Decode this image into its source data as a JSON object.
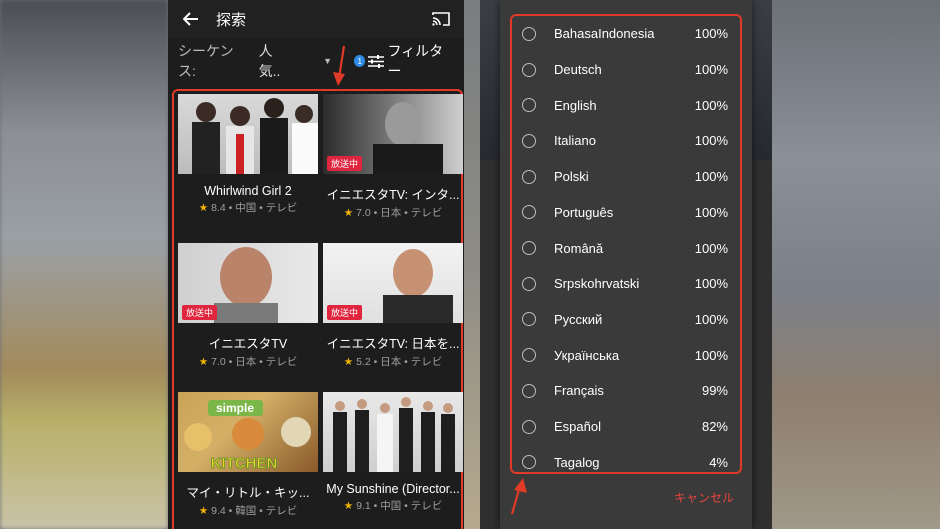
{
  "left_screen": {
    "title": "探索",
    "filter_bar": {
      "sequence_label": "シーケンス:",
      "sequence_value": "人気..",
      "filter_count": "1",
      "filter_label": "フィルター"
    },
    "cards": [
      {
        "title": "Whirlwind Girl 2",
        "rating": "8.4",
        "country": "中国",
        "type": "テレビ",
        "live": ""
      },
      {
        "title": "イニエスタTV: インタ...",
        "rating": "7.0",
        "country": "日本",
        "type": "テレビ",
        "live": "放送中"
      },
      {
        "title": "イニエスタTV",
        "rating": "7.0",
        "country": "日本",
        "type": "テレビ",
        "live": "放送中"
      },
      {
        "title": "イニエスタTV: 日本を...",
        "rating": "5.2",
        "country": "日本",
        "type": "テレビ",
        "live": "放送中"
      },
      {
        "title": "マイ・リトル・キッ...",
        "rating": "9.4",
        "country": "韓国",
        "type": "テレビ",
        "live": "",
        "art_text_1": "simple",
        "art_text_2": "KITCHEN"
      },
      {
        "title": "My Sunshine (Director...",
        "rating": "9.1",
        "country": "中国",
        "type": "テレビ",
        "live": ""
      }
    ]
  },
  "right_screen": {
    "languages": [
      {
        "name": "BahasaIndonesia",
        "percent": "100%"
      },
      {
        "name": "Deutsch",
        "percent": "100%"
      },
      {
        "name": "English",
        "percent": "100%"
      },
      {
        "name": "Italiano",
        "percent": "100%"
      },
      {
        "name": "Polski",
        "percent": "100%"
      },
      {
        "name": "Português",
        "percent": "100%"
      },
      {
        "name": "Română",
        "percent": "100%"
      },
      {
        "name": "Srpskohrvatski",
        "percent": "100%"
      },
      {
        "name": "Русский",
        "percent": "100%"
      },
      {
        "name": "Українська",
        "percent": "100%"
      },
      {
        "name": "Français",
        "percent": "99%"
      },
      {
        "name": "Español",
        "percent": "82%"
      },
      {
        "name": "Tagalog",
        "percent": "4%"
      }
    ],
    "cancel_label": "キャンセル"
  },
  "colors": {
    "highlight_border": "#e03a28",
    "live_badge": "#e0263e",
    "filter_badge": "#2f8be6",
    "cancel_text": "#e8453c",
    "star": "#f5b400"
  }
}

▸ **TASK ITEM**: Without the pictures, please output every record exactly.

▸ **ANSWER SPACE**:
Decode this image into its source data as a JSON object.
{
  "left_screen": {
    "title": "探索",
    "filter_bar": {
      "sequence_label": "シーケンス:",
      "sequence_value": "人気..",
      "filter_count": "1",
      "filter_label": "フィルター"
    },
    "cards": [
      {
        "title": "Whirlwind Girl 2",
        "rating": "8.4",
        "country": "中国",
        "type": "テレビ",
        "live": ""
      },
      {
        "title": "イニエスタTV: インタ...",
        "rating": "7.0",
        "country": "日本",
        "type": "テレビ",
        "live": "放送中"
      },
      {
        "title": "イニエスタTV",
        "rating": "7.0",
        "country": "日本",
        "type": "テレビ",
        "live": "放送中"
      },
      {
        "title": "イニエスタTV: 日本を...",
        "rating": "5.2",
        "country": "日本",
        "type": "テレビ",
        "live": "放送中"
      },
      {
        "title": "マイ・リトル・キッ...",
        "rating": "9.4",
        "country": "韓国",
        "type": "テレビ",
        "live": "",
        "art_text_1": "simple",
        "art_text_2": "KITCHEN"
      },
      {
        "title": "My Sunshine (Director...",
        "rating": "9.1",
        "country": "中国",
        "type": "テレビ",
        "live": ""
      }
    ]
  },
  "right_screen": {
    "languages": [
      {
        "name": "BahasaIndonesia",
        "percent": "100%"
      },
      {
        "name": "Deutsch",
        "percent": "100%"
      },
      {
        "name": "English",
        "percent": "100%"
      },
      {
        "name": "Italiano",
        "percent": "100%"
      },
      {
        "name": "Polski",
        "percent": "100%"
      },
      {
        "name": "Português",
        "percent": "100%"
      },
      {
        "name": "Română",
        "percent": "100%"
      },
      {
        "name": "Srpskohrvatski",
        "percent": "100%"
      },
      {
        "name": "Русский",
        "percent": "100%"
      },
      {
        "name": "Українська",
        "percent": "100%"
      },
      {
        "name": "Français",
        "percent": "99%"
      },
      {
        "name": "Español",
        "percent": "82%"
      },
      {
        "name": "Tagalog",
        "percent": "4%"
      }
    ],
    "cancel_label": "キャンセル"
  },
  "colors": {
    "highlight_border": "#e03a28",
    "live_badge": "#e0263e",
    "filter_badge": "#2f8be6",
    "cancel_text": "#e8453c",
    "star": "#f5b400"
  }
}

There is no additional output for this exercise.